Biodegradable plastics are established in the marketplace as alternative materials. Compounding and processing technology is developing so that these relatively new polymers can be used in a wider range of applications. There are plenty of issues to consider, for example, the compatibility and environmental aspects of the additives going into compounds, how to process materials that are made to degrade, and their availability.
For example, Clariant International is focusing on additive and colorant combinations that keep the “natural” quality of the materials, and Leistritz has developed techniques for processing bioplastic polymer compounds via twin screw extrusion. AMI LLC is bringing together an international panel to discuss the profitable use of bioplastics at the conference “Bioplastics Compounding and Processing 2011“, which will take place March 29-30, 2011. The keynote address will be given by a world expert on bioplastics, Professor Ramani Narayan.

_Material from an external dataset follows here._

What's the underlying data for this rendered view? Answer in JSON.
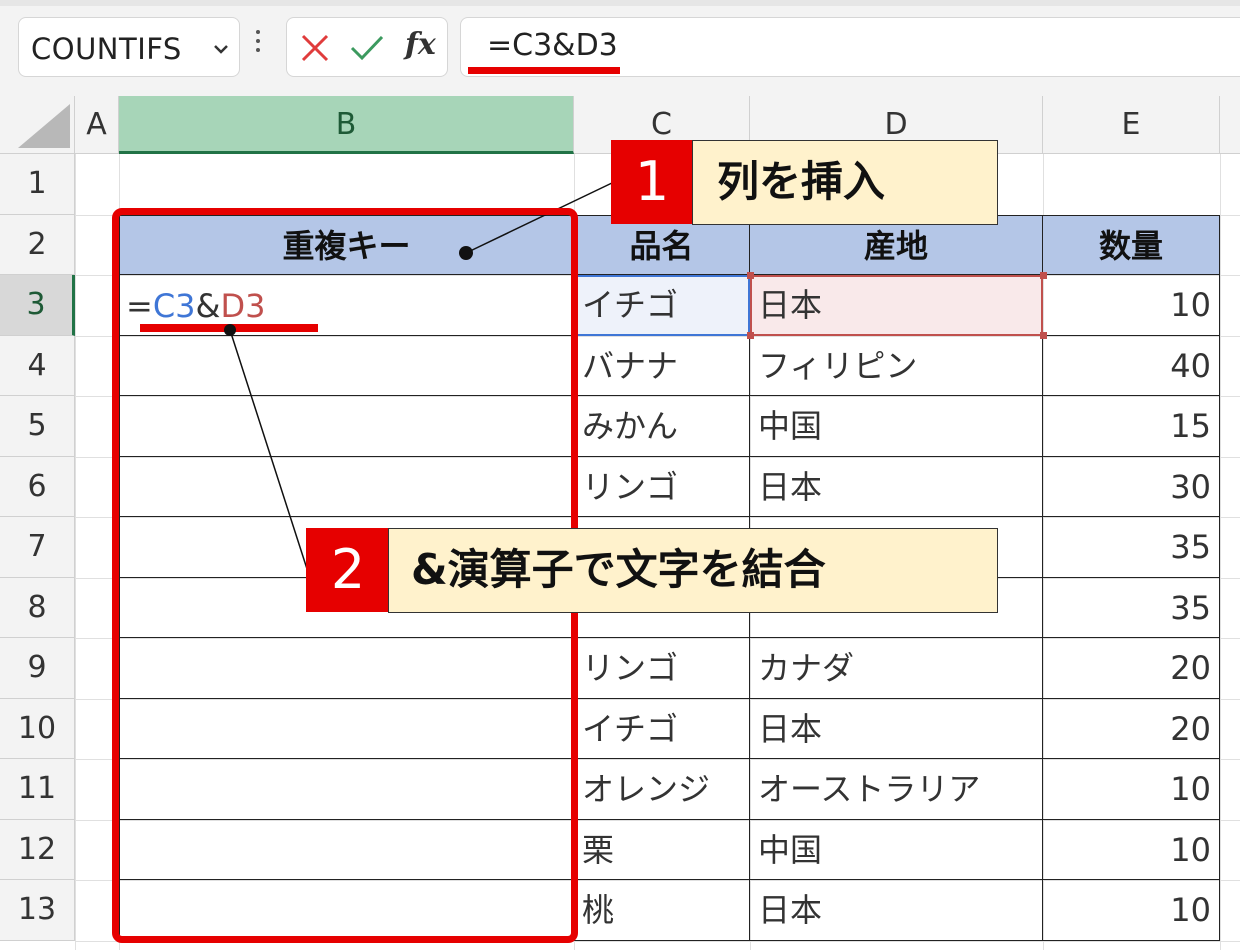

Innovative, high performance grades of bioplastics are appearing in the marketplace. NEC Corporation of Japan has new materials for use in electronic applications, for example in its computer production. RTP Company has engineered improved properties in bioplastics through compounding.

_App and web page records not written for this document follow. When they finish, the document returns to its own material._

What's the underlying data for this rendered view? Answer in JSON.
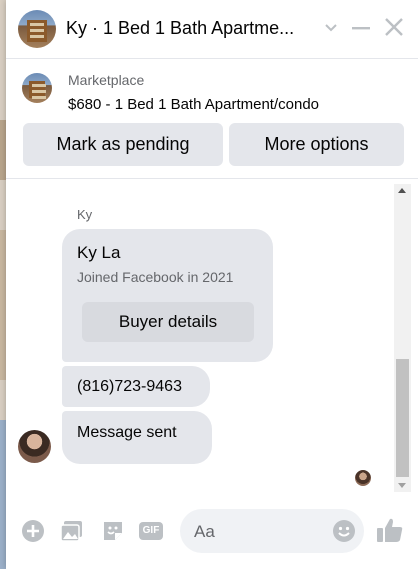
{
  "header": {
    "title": "Ky · 1 Bed 1 Bath Apartme..."
  },
  "marketplace": {
    "label": "Marketplace",
    "listing": "$680 - 1 Bed 1 Bath Apartment/condo",
    "pending_button": "Mark as pending",
    "more_button": "More options"
  },
  "conversation": {
    "sender_name": "Ky",
    "card": {
      "name": "Ky La",
      "joined": "Joined Facebook in 2021",
      "buyer_button": "Buyer details"
    },
    "messages": [
      "(816)723-9463",
      "Message sent"
    ]
  },
  "composer": {
    "placeholder": "Aa",
    "gif_label": "GIF"
  },
  "colors": {
    "accent": "#bcc0c4",
    "bubble": "#e4e6eb",
    "secondary_text": "#65676b"
  },
  "icons": [
    "chevron-down-icon",
    "minimize-icon",
    "close-icon",
    "plus-circle-icon",
    "photo-icon",
    "sticker-icon",
    "gif-icon",
    "emoji-icon",
    "thumbs-up-icon"
  ]
}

Product performance has to meet appropriate requirements, from FDA approvals for food contact and medical applications, to physical strength in packaging, electronic and automotive. Companies like Nissei are developing specialist injection molding systems for processing bioplastics like polylactic acid (PLA). This technology has just been introduced into the US from Japan.
In Germany FKuR Plastics has been working to develop grades of bioplastics for injection molding and thermoforming, and in the USA Natureworks has formulated PLA grades for high temperature and high performance applications. Techmer PM is another player in this market and has developed PLA compounds for fiber, film and molding.
Meanwhile, Gala Industries has focused on reducing energy consumption in pelletizing of bioplastics. Leading brand-owners are looking at the use of bioplastics in a variety of applications: Kimberley-Clark has studied biodegradation in some depth and the latest work is on starch-polyethylene combinations.
There are a variety of certification and testing protocols in place for bioplastic materials and products, which the buyer and the processor need to understand to select appropriate compounds and machinery. Beta Analytic tests the biobased content of materials to ASTM D6866. Organic Waste Systems (OWS), one of the lead companies in compostability testing, will review the latest developments in standards, testing and certification of compostable plastics.
Polyhydroxyalkanoates (PHAs) are in use due to favorable properties such as marine biodegradability. Telles has been involved in studies with the US Navy in this field and the polymer is in use in several areas. Professor Joe Greene of California State University at Chico has manufactured bottles with PHA and checked compostability. Biodegradable films are established in areas such as mulch films where recovery of conventional polyethylene is time-consuming and expensive.
Novamont has been a lead player in supplying bioplastics to this market and has been involved in many of the research studies. It is also supplying compostable polymers for flexible packaging, coextrusion and coating. Biaxially-oriented PLA (BOPLA) is now made worldwide and Toray Plastics (America) is supplying this film in the US: Franco Chicarella will describe the properties, uses and converting at the AMI conference in Miami. Machinery manufacturers have looked at set up and modifications for bioplastics processing: Reifenhauser has examined both film and sheet production on its extruders.
Plastics processors and their customers want to be part of a sustainable economy and have a profitable business. Bioplastics Compounding and Processing 2011 aims to examine the best ways to manufacture bioplastic components, with the right additive combinations, and cost-effective production methods.
Source: plastemart.com, 2010-10-30.